Why am I sharing this? Well, it’s important technology, so let’s spare a moment to learn. But I’m mainly sharing it because LIDAR has always drawn my thoughts to the science fantasy roleplaying game Starfinder.
So, the below encounter is keyed specifically for Starfinder and inspired LIDAR technology.
Starfinder Encounter Ideas: Surface Scanned
- Suggested Party: 4 Level 1 characters
- Monster Composition: NA
- CR of Encounter: 0 (I’ll explain)
Read aloud text: “This region of the planet is covered in thick vegetation and reports indicate it hasn’t been surveyed. In fact, your crew is thought to be the first sentient visitors to the planet in centuries, the planet’s secrets and history hidden beneath the verdant growth.
You’ve been commissioned by the Starfinder Society to drop in and set up an advance camp. For that first day and night, you’ll be on your own. All alone on a foreign planet, surviving while armed with little more than your ingenuity and grit. And your weapons.
By day four, it’s expected that you will have cleared the way for Starfinder Society scientists to drop in safely and properly execute a survey of the planet, uncovering its secrets.”
I’m a big fan of including a redshirt to add a sense of shock to stories. It’s a trope and a cheap trick, I know, but it works. In this instance, I imagine a security agent, Ventura, who has joined your party as a short-term NPC as part of the general reconnaissance aspect of the mission.
Ventura is a mechanic and is flanked by his flying drone that reconnoiters as it zips around the area surrounding your landing zone. Ventura is a handful, and should be played as such. He’s one of those fellows who thinks himself above the law because he wrote it. Be sure to leave space for his cheeky tongue to ingratiate himself with the party (I pictured him as the Jesse Ventura character from Predator).
You want the party to remember him. After all, as a redshirt, Ventura is earmarked for a quick doom. The encounter begins as he is suddenly and violently pulled into the underbrush. His body is never recovered.
The party is just exchanging some friendly banter when it happens: a scream accompanied by the look of terror on a man who had no fear.
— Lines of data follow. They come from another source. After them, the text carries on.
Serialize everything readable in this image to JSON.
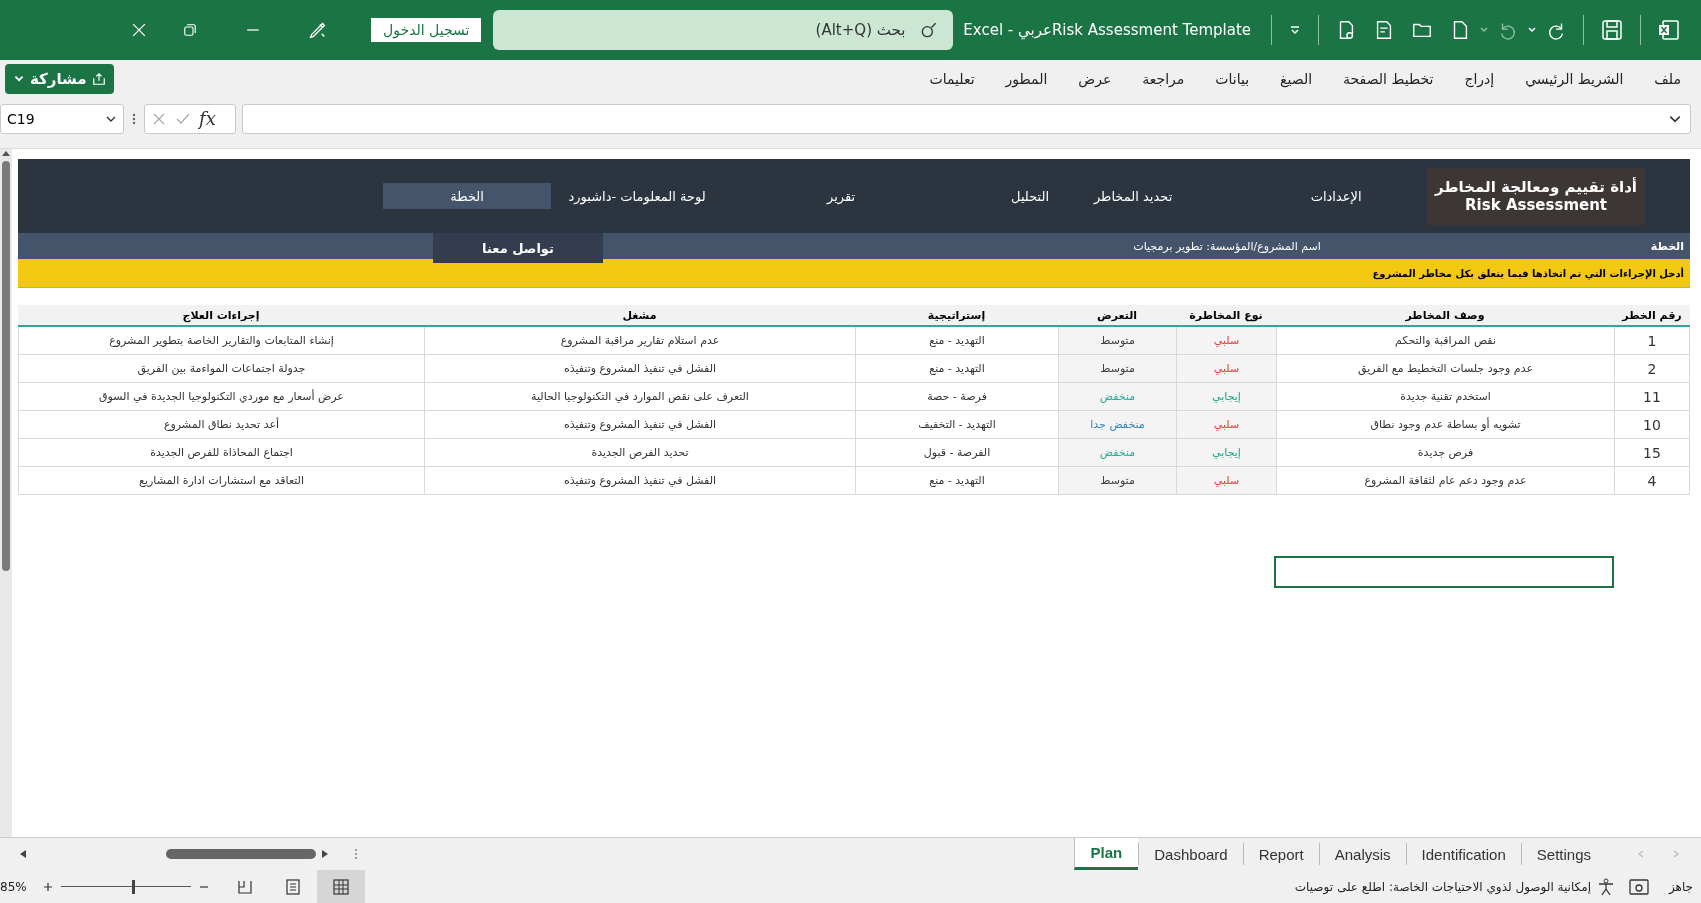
{
  "title_bar": {
    "title": "Excel - عربيRisk Assessment Template",
    "search": {
      "placeholder": "بحث (Alt+Q)"
    },
    "sign_in": "تسجيل الدخول"
  },
  "ribbon_tabs": [
    "ملف",
    "الشريط الرئيسي",
    "إدراج",
    "تخطيط الصفحة",
    "الصيغ",
    "بيانات",
    "مراجعة",
    "عرض",
    "المطور",
    "تعليمات"
  ],
  "share_button": "مشاركة",
  "formula_bar": {
    "name_box": "C19",
    "function_label": "fx"
  },
  "sheet": {
    "logo": {
      "title": "أداة تقييم ومعالجة المخاطر",
      "subtitle": "Risk Assessment"
    },
    "nav": [
      {
        "label": "الإعدادات",
        "selected": false
      },
      {
        "label": "تحديد المخاطر",
        "selected": false
      },
      {
        "label": "التحليل",
        "selected": false
      },
      {
        "label": "تقرير",
        "selected": false
      },
      {
        "label": "لوحة المعلومات -داشبورد",
        "selected": false
      },
      {
        "label": "الخطة",
        "selected": true
      }
    ],
    "page_label": "الخطة",
    "project_label": "اسم المشروع/المؤسسة:",
    "project_name": "تطوير برمجيات",
    "contact_button": "تواصل معنا",
    "instructions": "أدخل الإجراءات التي تم اتخاذها فيما يتعلق بكل مخاطر المشروع",
    "table": {
      "columns": [
        "رقم الخطر",
        "وصف المخاطر",
        "نوع المخاطرة",
        "التعرض",
        "إستراتيجية",
        "مشغل",
        "إجراءات العلاج"
      ],
      "rows": [
        {
          "number": "1",
          "description": "نقص المراقبة والتحكم",
          "type": {
            "text": "سلبي",
            "color": "#e0403c"
          },
          "exposure": {
            "text": "متوسط",
            "color": "#404040"
          },
          "strategy": "التهديد - منع",
          "trigger": "عدم استلام تقارير مراقبة المشروع",
          "actions": "إنشاء المتابعات والتقارير الخاصة بتطوير المشروع"
        },
        {
          "number": "2",
          "description": "عدم وجود جلسات التخطيط مع الفريق",
          "type": {
            "text": "سلبي",
            "color": "#e0403c"
          },
          "exposure": {
            "text": "متوسط",
            "color": "#404040"
          },
          "strategy": "التهديد - منع",
          "trigger": "الفشل في تنفيذ المشروع وتنفيذه",
          "actions": "جدولة اجتماعات المواءمة بين الفريق"
        },
        {
          "number": "11",
          "description": "استخدم تقنية جديدة",
          "type": {
            "text": "إيجابي",
            "color": "#17a589"
          },
          "exposure": {
            "text": "منخفض",
            "color": "#1fae9c"
          },
          "strategy": "فرصة - حصة",
          "trigger": "التعرف على نقص الموارد في التكنولوجيا الحالية",
          "actions": "عرض أسعار مع موردي التكنولوجيا الجديدة في السوق"
        },
        {
          "number": "10",
          "description": "تشويه أو بساطة عدم وجود نطاق",
          "type": {
            "text": "سلبي",
            "color": "#e0403c"
          },
          "exposure": {
            "text": "منخفض جدا",
            "color": "#3585c0"
          },
          "strategy": "التهديد - التخفيف",
          "trigger": "الفشل في تنفيذ المشروع وتنفيذه",
          "actions": "أعد تحديد نطاق المشروع"
        },
        {
          "number": "15",
          "description": "فرص جديدة",
          "type": {
            "text": "إيجابي",
            "color": "#17a589"
          },
          "exposure": {
            "text": "منخفض",
            "color": "#1fae9c"
          },
          "strategy": "الفرصة - قبول",
          "trigger": "تحديد الفرص الجديدة",
          "actions": "اجتماع المحاذاة للفرص الجديدة"
        },
        {
          "number": "4",
          "description": "عدم وجود دعم عام لثقافة المشروع",
          "type": {
            "text": "سلبي",
            "color": "#e0403c"
          },
          "exposure": {
            "text": "متوسط",
            "color": "#404040"
          },
          "strategy": "التهديد - منع",
          "trigger": "الفشل في تنفيذ المشروع وتنفيذه",
          "actions": "التعاقد مع استشارات ادارة المشاريع"
        }
      ]
    }
  },
  "sheet_tabs": [
    {
      "label": "Settings",
      "selected": false
    },
    {
      "label": "Identification",
      "selected": false
    },
    {
      "label": "Analysis",
      "selected": false
    },
    {
      "label": "Report",
      "selected": false
    },
    {
      "label": "Dashboard",
      "selected": false
    },
    {
      "label": "Plan",
      "selected": true
    }
  ],
  "status_bar": {
    "ready": "جاهز",
    "accessibility": "إمكانية الوصول لذوي الاحتياجات الخاصة: اطلع على توصيات",
    "zoom": "85%",
    "zoom_slider": {
      "level": 0.56
    }
  }
}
And then he’s gone. Poof. Just like that. The sounds of the jungle return, as if nothing happened at all.
Honestly, this encounter is not meant to be a fight. While it is expected that the party would search earnestly for Ventura (and his drone could search as well), the idea is merely to shock the players and remind them that roleplaying games can be dangerous. As is this planet.
As the DM, you can create foreboding, prompting the PCs to have doubts about their mission. You can also assure them that their search turns up empty. Maybe they’ll find signs of the missing operative: scraps of fabric, his trademark hat, or a keepsake revealing a soft side you didn’t know he had. Finally, Ventura’s now-ownerless drone can provide RP opportunities.
In further connecting the encounter to the IRL realities of LIDAR, I leave it up to you to think about how the above uses of LIDAR can be played in game. Their starship could take off above the canopy, scanning below, only to discover ancient ruins. Maybe the scientists arriving later could ask for an escort deep into the forest to set up precise GPS equipment. You could have pollution modeling uncover a mystery “element” in the atmosphere. Who knows?
Some of the best parts of science-fantasy games are incorporating bizarre and awesome technology to the game-world. What’s even better is when your players react with amazement, only to reveal that this technology exists TODAY. That’ll really blow their minds.
It is absolutely worth reading picking up Starfinder and the Alien Archive, if just to let your imagination soar with the new monsters and settings. And consider designing unique encounters around some real life ecology or technology. Sometimes the truth is stranger than fiction.
We have a whole series of these mash-up encounters called “Fantastic Fights.” Click here to browse through them all.
We also have a whole series of character builds that look at popular media for inspiration, such as the Witcher or Black Widow. Find them here.